The Dade County War Memorial, by sculptor Edward Codere, was originally dedicated in Bayfront Park in 1943 with the names of eighty-seven individuals from Dade County who lost their lives during World War I. It was rededicated in 1946, with the addition of 553 names of those from Dade County who lost their lives in World War II. In November 1990, the memorial was rededicated following reconstruction due to vandalism. The 11-foot 8-inch tall, 24-foot 6-inch wide painted stone wall is adorned in the center with bronze inscription plaques and a fluted column topped by an eagle. Quotes by Franklin D. Roosevelt and General MacArthur are inscribed on the sides.
Franklin D. Roosevelt: "It is far better to die on our feet than to live forever on our knees."
General MacArthur: "We shall win or we shall die."
This is a memorial to all Volusia County citizens who died in all wars. It consists of a bronze sculpture of an eagle sitting atop a cross. Hanging from the front of the cross is a World War I helmet. Beneath is a coquina limestone base, surrounded by a circular walkway with concrete memorial tablets emblazoned with various military insignia. The base and flag were dedicated in 1927 and one plaque was added in 1959
On Armistice Day 1924, the Orlando Chapter of the Daughters of the American Revolution (DAR) dedicated a granite marker to the soldiers from Orange County, Florida, who died in World War I. Created by Carly Kittel, the marker consists of a bronze tablet attached to a large granite block and was originally erected at Memorial High School in Orlando, Florida. In the dedication address, Francis Gregory, chapter regent, proclaimed that the granite marker symbolized the solid character of the United States of America, and the bronze plaque commemorated those who made the marker possible: the DAR and the citizens of Orange County. After Memorial High School was demolished in 1961, the Orange County World War I Soldiers Memorial was moved to South Lake Eola where it still stands today.

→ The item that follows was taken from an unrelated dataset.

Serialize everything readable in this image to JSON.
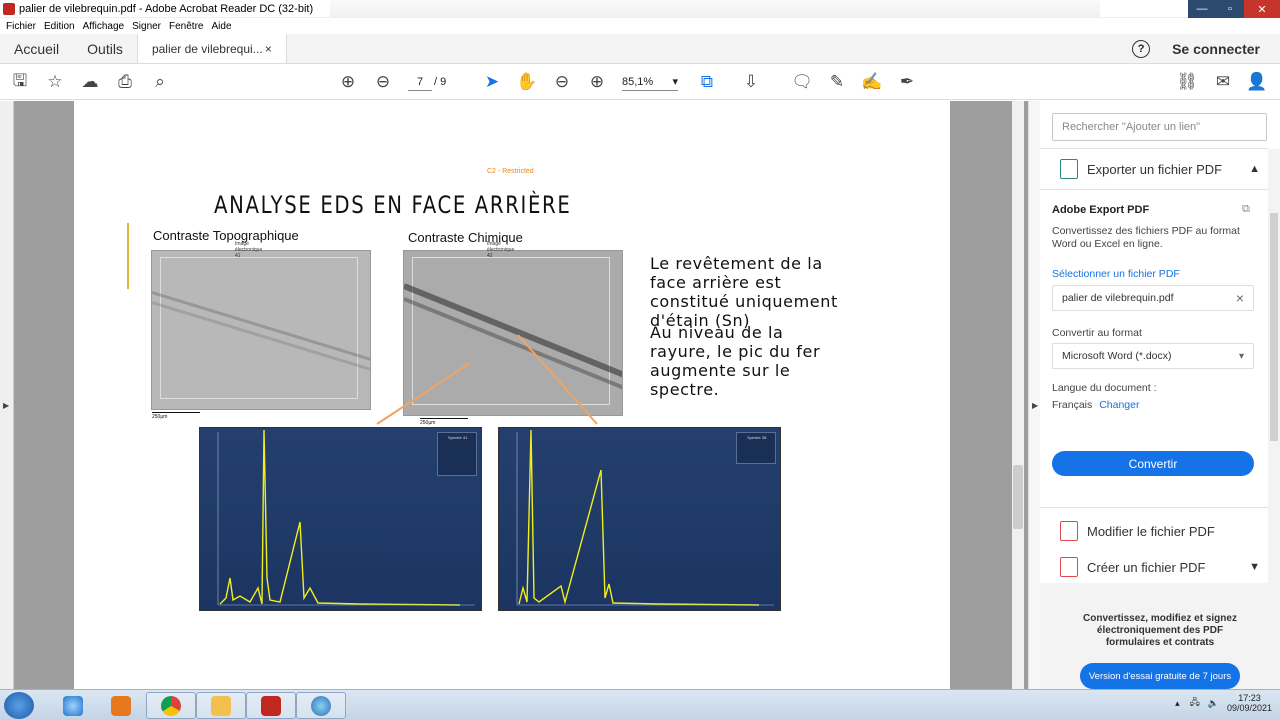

Veterans Memorial Park is home to Pensacola's World War I Monument. This marble memorial was moved from its Garden street location to Veterans Memorial Park by the Vietnam Veterans of Northwest Florida (VVNF). As the number of World War I vets was declining, and the fact they were unable to raise the needed funds to accomplish this task, it became part of the overall effort by VVNF to open Veterans Memorial Park and Wall South to the community in order remember the men and women who died in the service of our country, whether in time of war or in peace.
This fountain was initially dedicated to the memory of the local citizens who served in World War I, and later the dedication was extended to veterans of all wars. In the center of the fountain is the Albin Polasek sculpture, Emily, which was presented to the city on March 11,1984.
The Soldiers and Sailors Monument in Plymouth, Pennsylvania, honors those from the area who died during the fighting of World War I.
The monument is the work of the sculptor George Brewster. It was dedicated on November 11, 1920.
To commemorate those who, at the call of country, left all, endured hardships, faced danger, and finally passed out of sight of men by the path of duty, giving up their lives that others might live in freedom. A list of 49 names of men from Harrisonburg and Rockingham County who died in service during World War I.